No, Lidl is not offering its customers a kitchen robot for two euros: it is a phishing campaign
Phishing attacks do not go out of style. Entities like BBVA, Post Office, FedEx o la General direction of traffic have been spoofed on different occasions to mislead and scam users, and now it’s Lidl’s turn, which is being spoofed to redirect users to a fraudulent website.
According to the Civil Guard alerted and the OSI (Internet User Security Office), a phishing campaign which, with the excuse of offering a kitchen robot for two euros, leads users to a fake website, where must enter their personal and bank details. A full-blown scam.
There is no food processor, but there is a potential upset
The email detected by the OSI has as subject the text “Quote 02/19/2021: Recipient’s name”, although It is not ruled out that it may arrive in different formats. In addition, the mail is not sent from a company domain, but from a generic one, something that leads to suspicion from the first moment but that can be misleading.
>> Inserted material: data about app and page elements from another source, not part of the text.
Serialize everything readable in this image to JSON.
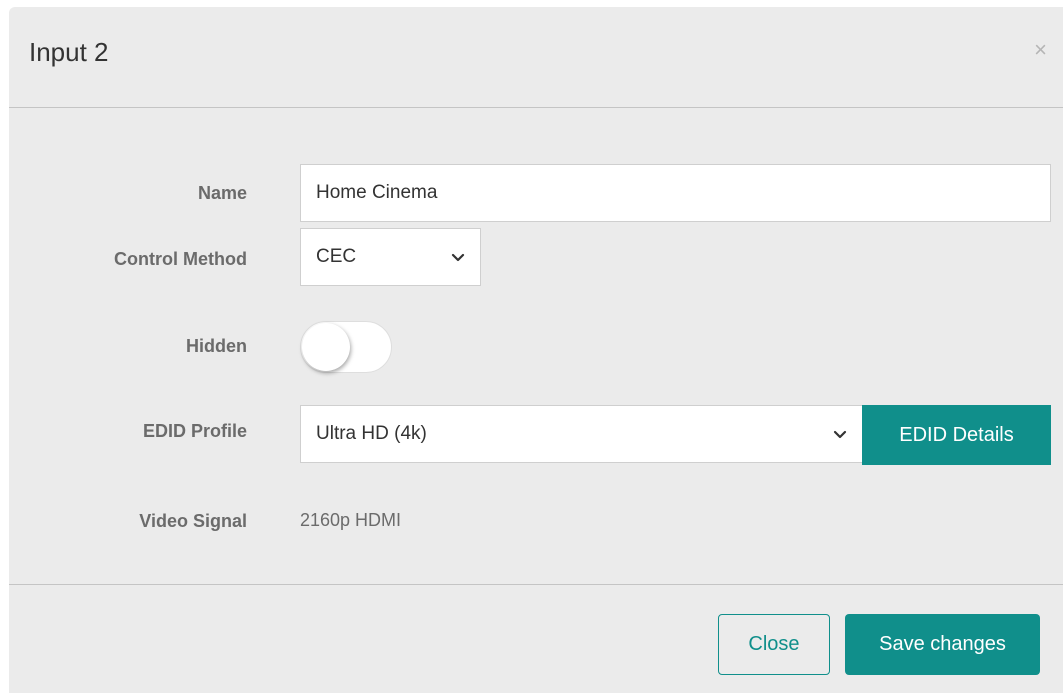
{
  "dialog": {
    "title": "Input 2",
    "close_icon": "×"
  },
  "form": {
    "name": {
      "label": "Name",
      "value": "Home Cinema"
    },
    "control_method": {
      "label": "Control Method",
      "value": "CEC"
    },
    "hidden": {
      "label": "Hidden",
      "checked": false
    },
    "edid_profile": {
      "label": "EDID Profile",
      "value": "Ultra HD (4k)",
      "details_button": "EDID Details"
    },
    "video_signal": {
      "label": "Video Signal",
      "value": "2160p HDMI"
    }
  },
  "footer": {
    "close_label": "Close",
    "save_label": "Save changes"
  },
  "colors": {
    "accent": "#108f8b",
    "background": "#ebebeb"
  },
  "icons": {
    "close": "close-icon",
    "dropdown": "chevron-down-icon"
  }
}
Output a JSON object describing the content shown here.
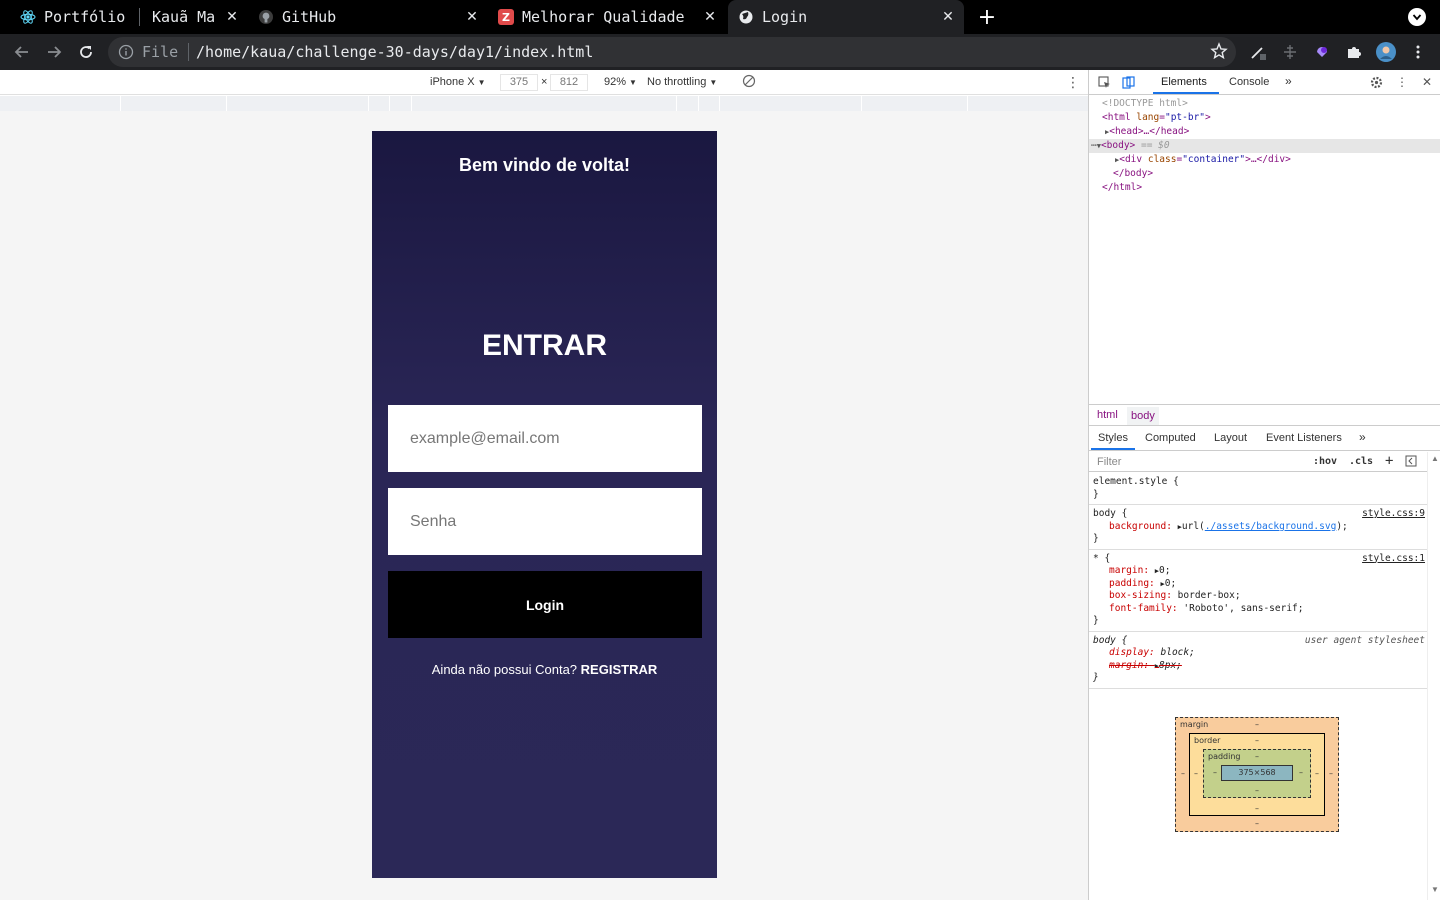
{
  "browser": {
    "tabs": [
      {
        "label": "Portfólio",
        "icon": "react-icon"
      },
      {
        "label": "Kauã Ma",
        "icon": "none"
      },
      {
        "label": "GitHub",
        "icon": "github-icon"
      },
      {
        "label": "Melhorar Qualidade",
        "icon": "zapier-icon"
      },
      {
        "label": "Login",
        "icon": "globe-icon",
        "active": true
      }
    ],
    "url_scheme": "File",
    "url": "/home/kaua/challenge-30-days/day1/index.html"
  },
  "device_toolbar": {
    "device": "iPhone X",
    "width": "375",
    "times": "×",
    "height": "812",
    "zoom": "92%",
    "throttling": "No throttling"
  },
  "page": {
    "welcome": "Bem vindo de volta!",
    "heading": "ENTRAR",
    "email_placeholder": "example@email.com",
    "password_placeholder": "Senha",
    "login_label": "Login",
    "register_prompt": "Ainda não possui Conta?",
    "register_link": "REGISTRAR",
    "colors": {
      "background_top": "#1a1740",
      "background_bottom": "#2b2857",
      "button": "#000000"
    }
  },
  "devtools": {
    "tabs": [
      "Elements",
      "Console"
    ],
    "dom": {
      "doctype": "<!DOCTYPE html>",
      "html_open_tag": "<html",
      "lang_attr": "lang",
      "lang_value": "\"pt-br\"",
      "head": "<head>…</head>",
      "body_open": "<body>",
      "body_marker": "== $0",
      "div_open": "<div",
      "class_attr": "class",
      "class_value": "\"container\"",
      "div_rest": ">…</div>",
      "body_close": "</body>",
      "html_close": "</html>"
    },
    "breadcrumb": [
      "html",
      "body"
    ],
    "style_tabs": [
      "Styles",
      "Computed",
      "Layout",
      "Event Listeners"
    ],
    "filter_placeholder": "Filter",
    "hov": ":hov",
    "cls": ".cls",
    "rules": {
      "element_style": "element.style {",
      "close": "}",
      "body_selector": "body {",
      "body_src": "style.css:9",
      "bg_prop": "background:",
      "bg_url_prefix": "url(",
      "bg_url": "./assets/background.svg",
      "bg_url_suffix": ");",
      "star_selector": "* {",
      "star_src": "style.css:1",
      "margin_prop": "margin:",
      "margin_val": "0;",
      "padding_prop": "padding:",
      "padding_val": "0;",
      "boxsizing_prop": "box-sizing:",
      "boxsizing_val": "border-box;",
      "font_prop": "font-family:",
      "font_val": "'Roboto', sans-serif;",
      "ua_selector": "body {",
      "ua_src": "user agent stylesheet",
      "display_prop": "display:",
      "display_val": "block;",
      "ua_margin_prop": "margin:",
      "ua_margin_val": "8px;"
    },
    "box_model": {
      "margin": "margin",
      "border": "border",
      "padding": "padding",
      "content": "375×568",
      "dash": "–"
    }
  }
}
In the body of the email it is explained that the client has a huge amount of loyalty points that will expire soonunless you trade them in for a food processor, one of Lidl’s most popular products (and involved in some controversy recently). This strategy is very typical in phishing scams: giving a sense of urgency to cause the user to make a hasty decision.
At the bottom of the text we find a button that says “Confirmation and continuation procedure” that redirects to a website that pretends to be a real promotion. It will ask us to give our personal data (including address, postal code, city, telephone and email) and, subsequently, our bank details (card number, expiration, holder, CVV) to pay two euros. If we do, the web will give an error, but those behind the web will have received the information that we have entered into it.
Is a manual phishing attack: a known entity is impersonated, an attempt is made to give it some credibility by using its corporate identity or by recreating a website similar to its own and the user is asked to enter a lot of personal data. When in doubt, it is advisable to distrust, confirm the information with the entity itself and, of course, not access any of the links or download attachments.
More information | OSI